When a family of four moved from Hawaii to Portland, Oregon, they desperately missed the tropical climate that surrounded their previous home. To find a solution, they turned to architect Brian Crabb of VIVA Collectiv, who came up with the idea to connect two tiny homes with a warm, light-filled sunroom.
The Ohana (which means “family” in Hawaiian) is comprised of two 176-square-foot tiny homes set on 24 x 8 trailers. The structures were placed side by side, separated by spacious, glass-enclosed sunroom that adds another 247 square feet to the design.
Coming in at just 600 square feet of living space, the layout allows for something rarely seen in a tiny home — privacy. The right trailer holds the living room and the two children’s bedrooms, while the left trailer houses the kitchen and master bedroom. A surprisingly large bathroom is located adjacent to the kitchen and comes with a soaking tub and unique tile work.
At the heart of the home, of course, is the bright sunroom. The glass-enclosed structure even has a pitched roof, which allows the family to feel as though they are enjoying the outdoors even if the weather isn’t favorable.
Although the design is much larger than other tiny homes, the home was installed with a number of standard space-saving features. There is built-in storage found throughout, and the kitchen has plenty of counter space and cupboards. In the master bedroom, the queen-sized bed has a trundle bed tucked underneath.

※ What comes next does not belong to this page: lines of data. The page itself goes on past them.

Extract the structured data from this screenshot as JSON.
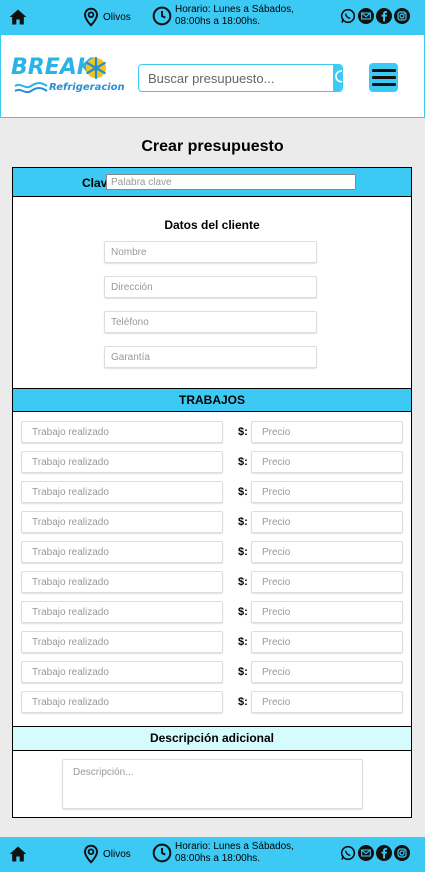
{
  "topbar": {
    "location": "Olivos",
    "hours": "Horario: Lunes a Sábados, 08:00hs a 18:00hs."
  },
  "header": {
    "logo_main": "BREAK",
    "logo_sub": "Refrigeracion",
    "search_placeholder": "Buscar presupuesto..."
  },
  "page": {
    "title": "Crear presupuesto"
  },
  "form": {
    "clave_label": "Clave:",
    "clave_placeholder": "Palabra clave",
    "client_title": "Datos del cliente",
    "client_fields": [
      "Nombre",
      "Dirección",
      "Teléfono",
      "Garantía"
    ],
    "trabajos_title": "TRABAJOS",
    "trabajo_placeholder": "Trabajo realizado",
    "currency": "$:",
    "precio_placeholder": "Precio",
    "trabajos_count": 10,
    "descripcion_title": "Descripción adicional",
    "descripcion_placeholder": "Descripción..."
  },
  "bottombar": {
    "location": "Olivos",
    "hours": "Horario: Lunes a Sábados, 08:00hs a 18:00hs."
  },
  "colors": {
    "accent": "#3ccaf5",
    "desc_header": "#d6fbfd"
  }
}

Architect Brian Crabb explained to TreeHugger that the incredible home design was inspired by the warm, Hawaiian climate. “The home was designed for a young family of four originally from Hawaii, but living outside of Portland, Oregon,” Crabb said. “Living in the Pacific Northwest, they found they really missed the tropical climate and all it affords, so their request was to create a home where they could enjoy the ‘outdoors’ year-round. The sunroom was designed as a communal space for the family to enjoy together, while the parents’ and children’s bedrooms are located in separate trailers. This separation allows for some semblance of privacy while still enjoying the fruits of going tiny.”
Photography by Craig Williams via VIVA Collectiv